The answer must match the material word for word, with every line included.

────────────────────

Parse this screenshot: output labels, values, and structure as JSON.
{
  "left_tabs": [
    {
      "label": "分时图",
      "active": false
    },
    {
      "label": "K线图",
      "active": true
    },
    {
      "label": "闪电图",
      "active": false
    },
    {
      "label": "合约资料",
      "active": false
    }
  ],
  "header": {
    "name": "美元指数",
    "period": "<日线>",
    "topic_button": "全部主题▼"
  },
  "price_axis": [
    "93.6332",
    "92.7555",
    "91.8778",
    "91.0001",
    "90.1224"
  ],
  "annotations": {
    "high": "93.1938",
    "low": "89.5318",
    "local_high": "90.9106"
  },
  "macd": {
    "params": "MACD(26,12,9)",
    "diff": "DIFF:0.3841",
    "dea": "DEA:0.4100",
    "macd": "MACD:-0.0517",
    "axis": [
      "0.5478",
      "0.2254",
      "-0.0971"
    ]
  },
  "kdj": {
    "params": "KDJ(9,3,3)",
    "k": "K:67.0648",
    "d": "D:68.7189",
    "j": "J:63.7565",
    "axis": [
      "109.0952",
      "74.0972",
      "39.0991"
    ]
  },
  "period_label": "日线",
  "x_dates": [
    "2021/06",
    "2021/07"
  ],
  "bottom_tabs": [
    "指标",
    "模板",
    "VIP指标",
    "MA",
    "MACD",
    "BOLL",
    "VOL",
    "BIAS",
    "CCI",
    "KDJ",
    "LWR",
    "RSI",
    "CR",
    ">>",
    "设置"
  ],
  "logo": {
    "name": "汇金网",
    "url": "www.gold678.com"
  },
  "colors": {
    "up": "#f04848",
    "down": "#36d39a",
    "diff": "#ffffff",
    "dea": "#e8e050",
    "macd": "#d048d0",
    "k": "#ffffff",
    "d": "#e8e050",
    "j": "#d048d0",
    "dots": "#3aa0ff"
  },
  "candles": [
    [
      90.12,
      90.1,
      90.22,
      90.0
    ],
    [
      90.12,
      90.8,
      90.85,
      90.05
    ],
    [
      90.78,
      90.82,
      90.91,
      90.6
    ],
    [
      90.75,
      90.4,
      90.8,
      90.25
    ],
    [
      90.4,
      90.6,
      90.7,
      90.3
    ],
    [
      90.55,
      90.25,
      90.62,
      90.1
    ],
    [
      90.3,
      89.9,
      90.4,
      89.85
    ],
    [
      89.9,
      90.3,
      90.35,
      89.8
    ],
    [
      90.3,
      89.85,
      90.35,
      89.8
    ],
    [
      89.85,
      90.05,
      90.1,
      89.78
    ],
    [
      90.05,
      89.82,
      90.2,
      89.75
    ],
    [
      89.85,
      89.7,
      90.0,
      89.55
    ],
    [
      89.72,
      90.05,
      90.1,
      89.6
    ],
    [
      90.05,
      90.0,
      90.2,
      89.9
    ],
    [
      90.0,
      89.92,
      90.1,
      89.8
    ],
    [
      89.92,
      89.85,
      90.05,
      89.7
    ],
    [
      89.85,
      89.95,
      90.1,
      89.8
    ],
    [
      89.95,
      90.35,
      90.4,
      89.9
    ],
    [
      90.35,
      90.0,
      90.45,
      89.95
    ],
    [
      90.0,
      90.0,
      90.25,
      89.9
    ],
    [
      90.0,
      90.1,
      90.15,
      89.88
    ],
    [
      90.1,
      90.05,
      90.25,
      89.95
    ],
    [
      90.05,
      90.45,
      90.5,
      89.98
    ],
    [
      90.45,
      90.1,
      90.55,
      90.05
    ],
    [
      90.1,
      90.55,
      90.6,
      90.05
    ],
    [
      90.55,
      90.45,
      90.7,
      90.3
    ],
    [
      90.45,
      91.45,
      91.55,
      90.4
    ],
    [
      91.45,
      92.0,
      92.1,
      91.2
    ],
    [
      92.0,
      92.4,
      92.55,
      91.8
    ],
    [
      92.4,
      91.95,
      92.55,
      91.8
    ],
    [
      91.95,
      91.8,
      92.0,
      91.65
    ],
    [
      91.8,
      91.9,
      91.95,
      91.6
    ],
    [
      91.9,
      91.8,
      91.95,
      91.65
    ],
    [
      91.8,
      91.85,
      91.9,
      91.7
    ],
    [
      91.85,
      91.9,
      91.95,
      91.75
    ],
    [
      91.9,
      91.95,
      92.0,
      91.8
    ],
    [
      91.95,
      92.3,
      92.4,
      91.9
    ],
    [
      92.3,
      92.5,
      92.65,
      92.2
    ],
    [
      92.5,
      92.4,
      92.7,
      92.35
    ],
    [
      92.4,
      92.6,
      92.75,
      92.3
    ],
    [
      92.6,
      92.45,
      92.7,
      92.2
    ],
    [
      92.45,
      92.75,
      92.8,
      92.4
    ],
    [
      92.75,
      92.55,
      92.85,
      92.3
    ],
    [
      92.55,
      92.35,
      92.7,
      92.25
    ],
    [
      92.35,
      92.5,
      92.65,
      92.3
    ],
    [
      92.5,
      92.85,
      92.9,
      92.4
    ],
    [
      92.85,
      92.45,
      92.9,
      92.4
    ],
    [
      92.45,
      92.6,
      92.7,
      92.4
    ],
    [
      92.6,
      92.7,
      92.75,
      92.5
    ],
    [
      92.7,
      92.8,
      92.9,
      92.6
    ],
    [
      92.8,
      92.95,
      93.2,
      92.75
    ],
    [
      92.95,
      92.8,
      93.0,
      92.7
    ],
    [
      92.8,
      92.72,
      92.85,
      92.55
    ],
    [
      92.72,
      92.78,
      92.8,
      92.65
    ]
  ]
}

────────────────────

**Worked solution:**
Parse this screenshot: output labels, values, and structure as JSON.
{
  "left_tabs": [
    {
      "label": "分时图",
      "active": false
    },
    {
      "label": "K线图",
      "active": true
    },
    {
      "label": "闪电图",
      "active": false
    },
    {
      "label": "合约资料",
      "active": false
    }
  ],
  "header": {
    "name": "美元指数",
    "period": "<日线>",
    "topic_button": "全部主题▼"
  },
  "price_axis": [
    "93.6332",
    "92.7555",
    "91.8778",
    "91.0001",
    "90.1224"
  ],
  "annotations": {
    "high": "93.1938",
    "low": "89.5318",
    "local_high": "90.9106"
  },
  "macd": {
    "params": "MACD(26,12,9)",
    "diff": "DIFF:0.3841",
    "dea": "DEA:0.4100",
    "macd": "MACD:-0.0517",
    "axis": [
      "0.5478",
      "0.2254",
      "-0.0971"
    ]
  },
  "kdj": {
    "params": "KDJ(9,3,3)",
    "k": "K:67.0648",
    "d": "D:68.7189",
    "j": "J:63.7565",
    "axis": [
      "109.0952",
      "74.0972",
      "39.0991"
    ]
  },
  "period_label": "日线",
  "x_dates": [
    "2021/06",
    "2021/07"
  ],
  "bottom_tabs": [
    "指标",
    "模板",
    "VIP指标",
    "MA",
    "MACD",
    "BOLL",
    "VOL",
    "BIAS",
    "CCI",
    "KDJ",
    "LWR",
    "RSI",
    "CR",
    ">>",
    "设置"
  ],
  "logo": {
    "name": "汇金网",
    "url": "www.gold678.com"
  },
  "colors": {
    "up": "#f04848",
    "down": "#36d39a",
    "diff": "#ffffff",
    "dea": "#e8e050",
    "macd": "#d048d0",
    "k": "#ffffff",
    "d": "#e8e050",
    "j": "#d048d0",
    "dots": "#3aa0ff"
  },
  "candles": [
    [
      90.12,
      90.1,
      90.22,
      90.0
    ],
    [
      90.12,
      90.8,
      90.85,
      90.05
    ],
    [
      90.78,
      90.82,
      90.91,
      90.6
    ],
    [
      90.75,
      90.4,
      90.8,
      90.25
    ],
    [
      90.4,
      90.6,
      90.7,
      90.3
    ],
    [
      90.55,
      90.25,
      90.62,
      90.1
    ],
    [
      90.3,
      89.9,
      90.4,
      89.85
    ],
    [
      89.9,
      90.3,
      90.35,
      89.8
    ],
    [
      90.3,
      89.85,
      90.35,
      89.8
    ],
    [
      89.85,
      90.05,
      90.1,
      89.78
    ],
    [
      90.05,
      89.82,
      90.2,
      89.75
    ],
    [
      89.85,
      89.7,
      90.0,
      89.55
    ],
    [
      89.72,
      90.05,
      90.1,
      89.6
    ],
    [
      90.05,
      90.0,
      90.2,
      89.9
    ],
    [
      90.0,
      89.92,
      90.1,
      89.8
    ],
    [
      89.92,
      89.85,
      90.05,
      89.7
    ],
    [
      89.85,
      89.95,
      90.1,
      89.8
    ],
    [
      89.95,
      90.35,
      90.4,
      89.9
    ],
    [
      90.35,
      90.0,
      90.45,
      89.95
    ],
    [
      90.0,
      90.0,
      90.25,
      89.9
    ],
    [
      90.0,
      90.1,
      90.15,
      89.88
    ],
    [
      90.1,
      90.05,
      90.25,
      89.95
    ],
    [
      90.05,
      90.45,
      90.5,
      89.98
    ],
    [
      90.45,
      90.1,
      90.55,
      90.05
    ],
    [
      90.1,
      90.55,
      90.6,
      90.05
    ],
    [
      90.55,
      90.45,
      90.7,
      90.3
    ],
    [
      90.45,
      91.45,
      91.55,
      90.4
    ],
    [
      91.45,
      92.0,
      92.1,
      91.2
    ],
    [
      92.0,
      92.4,
      92.55,
      91.8
    ],
    [
      92.4,
      91.95,
      92.55,
      91.8
    ],
    [
      91.95,
      91.8,
      92.0,
      91.65
    ],
    [
      91.8,
      91.9,
      91.95,
      91.6
    ],
    [
      91.9,
      91.8,
      91.95,
      91.65
    ],
    [
      91.8,
      91.85,
      91.9,
      91.7
    ],
    [
      91.85,
      91.9,
      91.95,
      91.75
    ],
    [
      91.9,
      91.95,
      92.0,
      91.8
    ],
    [
      91.95,
      92.3,
      92.4,
      91.9
    ],
    [
      92.3,
      92.5,
      92.65,
      92.2
    ],
    [
      92.5,
      92.4,
      92.7,
      92.35
    ],
    [
      92.4,
      92.6,
      92.75,
      92.3
    ],
    [
      92.6,
      92.45,
      92.7,
      92.2
    ],
    [
      92.45,
      92.75,
      92.8,
      92.4
    ],
    [
      92.75,
      92.55,
      92.85,
      92.3
    ],
    [
      92.55,
      92.35,
      92.7,
      92.25
    ],
    [
      92.35,
      92.5,
      92.65,
      92.3
    ],
    [
      92.5,
      92.85,
      92.9,
      92.4
    ],
    [
      92.85,
      92.45,
      92.9,
      92.4
    ],
    [
      92.45,
      92.6,
      92.7,
      92.4
    ],
    [
      92.6,
      92.7,
      92.75,
      92.5
    ],
    [
      92.7,
      92.8,
      92.9,
      92.6
    ],
    [
      92.8,
      92.95,
      93.2,
      92.75
    ],
    [
      92.95,
      92.8,
      93.0,
      92.7
    ],
    [
      92.8,
      92.72,
      92.85,
      92.55
    ],
    [
      92.72,
      92.78,
      92.8,
      92.65
    ]
  ]
}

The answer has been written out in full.